Not to upset Browns fans too much, but they could have had Clay Matthews III.
They also could have had Richard Seymour, LaDainian Tomlinson, Ben Roethlisberger but decided to pass on each in the draft, which is why they continue to be among the NFL's worst teams every season.
Matthews would have been a popular choice among fans because of the relationship his father, Clay Jr., had with the team from 1978-93. The elder Matthews holds the team record for sacks with 76.5, which places him among the best defensive players in franchise history.

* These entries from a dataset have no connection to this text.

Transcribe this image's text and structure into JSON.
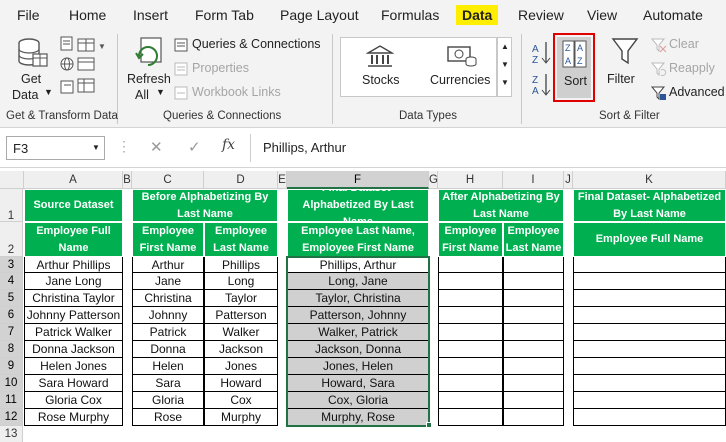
{
  "tabs": [
    "File",
    "Home",
    "Insert",
    "Form Tab",
    "Page Layout",
    "Formulas",
    "Data",
    "Review",
    "View",
    "Automate"
  ],
  "ribbon": {
    "get_data": {
      "line1": "Get",
      "line2": "Data"
    },
    "refresh": {
      "line1": "Refresh",
      "line2": "All"
    },
    "queries_connections": "Queries & Connections",
    "properties": "Properties",
    "workbook_links": "Workbook Links",
    "stocks": "Stocks",
    "currencies": "Currencies",
    "sort": "Sort",
    "filter": "Filter",
    "clear": "Clear",
    "reapply": "Reapply",
    "advanced": "Advanced",
    "groups": [
      "Get & Transform Data",
      "Queries & Connections",
      "Data Types",
      "Sort & Filter"
    ]
  },
  "formula_bar": {
    "name_box": "F3",
    "fx": "fx",
    "content": "Phillips, Arthur"
  },
  "columns": [
    "A",
    "B",
    "C",
    "D",
    "E",
    "F",
    "G",
    "H",
    "I",
    "J",
    "K"
  ],
  "rows": [
    "1",
    "2",
    "3",
    "4",
    "5",
    "6",
    "7",
    "8",
    "9",
    "10",
    "11",
    "12",
    "13"
  ],
  "headers": {
    "source": "Source Dataset",
    "before": "Before Alphabetizing By Last Name",
    "final1": "Final Dataset- Alphabetized By Last Name",
    "after": "After Alphabetizing By Last Name",
    "final2": "Final Dataset- Alphabetized By Last Name",
    "emp_full": "Employee Full Name",
    "emp_first": "Employee First Name",
    "emp_last": "Employee Last Name",
    "emp_last_first": "Employee Last Name, Employee First Name",
    "emp_first2": "Employee First Name",
    "emp_last2": "Employee Last Name",
    "emp_full2": "Employee Full Name"
  },
  "table": {
    "full": [
      "Arthur Phillips",
      "Jane Long",
      "Christina Taylor",
      "Johnny Patterson",
      "Patrick Walker",
      "Donna Jackson",
      "Helen Jones",
      "Sara Howard",
      "Gloria Cox",
      "Rose Murphy"
    ],
    "first": [
      "Arthur",
      "Jane",
      "Christina",
      "Johnny",
      "Patrick",
      "Donna",
      "Helen",
      "Sara",
      "Gloria",
      "Rose"
    ],
    "last": [
      "Phillips",
      "Long",
      "Taylor",
      "Patterson",
      "Walker",
      "Jackson",
      "Jones",
      "Howard",
      "Cox",
      "Murphy"
    ],
    "last_first": [
      "Phillips, Arthur",
      "Long, Jane",
      "Taylor, Christina",
      "Patterson, Johnny",
      "Walker, Patrick",
      "Jackson, Donna",
      "Jones, Helen",
      "Howard, Sara",
      "Cox, Gloria",
      "Murphy, Rose"
    ]
  },
  "colors": {
    "green_header": "#00b050",
    "accent": "#217346",
    "highlight": "#ffee00",
    "sort_outline": "#e00000"
  }
}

In the younger Matthews, fans looked at the long, flowing blonde hair and aggressive pass-rushing style and saw his father. He might not develop into the player his dad was, but it might have been worth the risk with a low first-round choice.
"I knew Cleveland had a very high draft pick, but I didn't think I would end up there," Matthews said.
"However, I did take a trip there and was able to check out Cleveland's facilities and meet coach (Eric) Mangini. It was neat to go there, but where I was slotted to go I didn't think I would go there."
The Browns started out with the fifth overall pick but traded down three times in moving down 16 spots. With Matthews expected to go off the board in the latter third of the first round, it would have made sense for the Browns, who needed a pass rusher, to pick Matthews.
"I spent a lot of time with Clay at USC," Mangini said. "He's a smart kid. He talked a lot about the Browns and his dad. He's really an interesting guy. He talked a little politics. He's a very intellectual guy."
It sounds like Matthews is a chip off the old block. His father wasn't strictly an Xs and Os player. He liked to talk about topics other than football and wasn't shy about wearing his political beliefs on his sleeve.
Clay III doesn't remember much about his father's playing days. He was born May 14, 1986, the season in which the Browns lost to the Denver Broncos on "The Drive" in the AFC Championship Game.
Clay III is reminded about his dad's accomplishments with the Browns from the collection of artifacts and awards he collected.
"Growing up we always had Cleveland Browns banners and flags," Clay III said. "I think I still have a helmet back home in California in my room and posters with Bernie Kosar, Eric Metcalf, Matt Bahr and all those people that played the same time my father did.
"We were completely surrounded by it. It was a football family, and a Cleveland one at that."
Clay III is beginning to look like his father on the field. He had two sacks last week in a win over the Detroit Lions, and he leads the team in sacks with three. His best play of the season came when he stripped the ball from Vikings running back Adrian Peterson and returned it 49 yards for a touchdown on Monday Night Football.
You think he would look good in a Browns' uniform. Taking it another step, the Browns also could have had USC linebacker Rey Maualuga, who lined up next to Matthews.
Matthews began the season as a backup to Brandon Chillar at one of the inside spots in the base 3-4 defense. His first start was last week, and he made the most of it.
"I fell into a few plays here and there," he said. "The coaches gave me a few chances to show what I have, and I had to make the most of that opportunity. Not only was I going in on nickel situations, but they allowed me to go in on first and second downs. It was a real test to show them what I had."
Clay III has been helped by having a father that excelled in the NFL. The younger Matthews can also lean on his uncle Bruce, who is a Hall of Fame offensive lineman, and his grandfather, Clay Sr., who played for the San Francisco 49ers.
"They have so much football experience that they were able to push that on me," Clay III said. "I like to believe that my head is on straight and I'm prepared as a rookie."
And to think the Browns could have had him.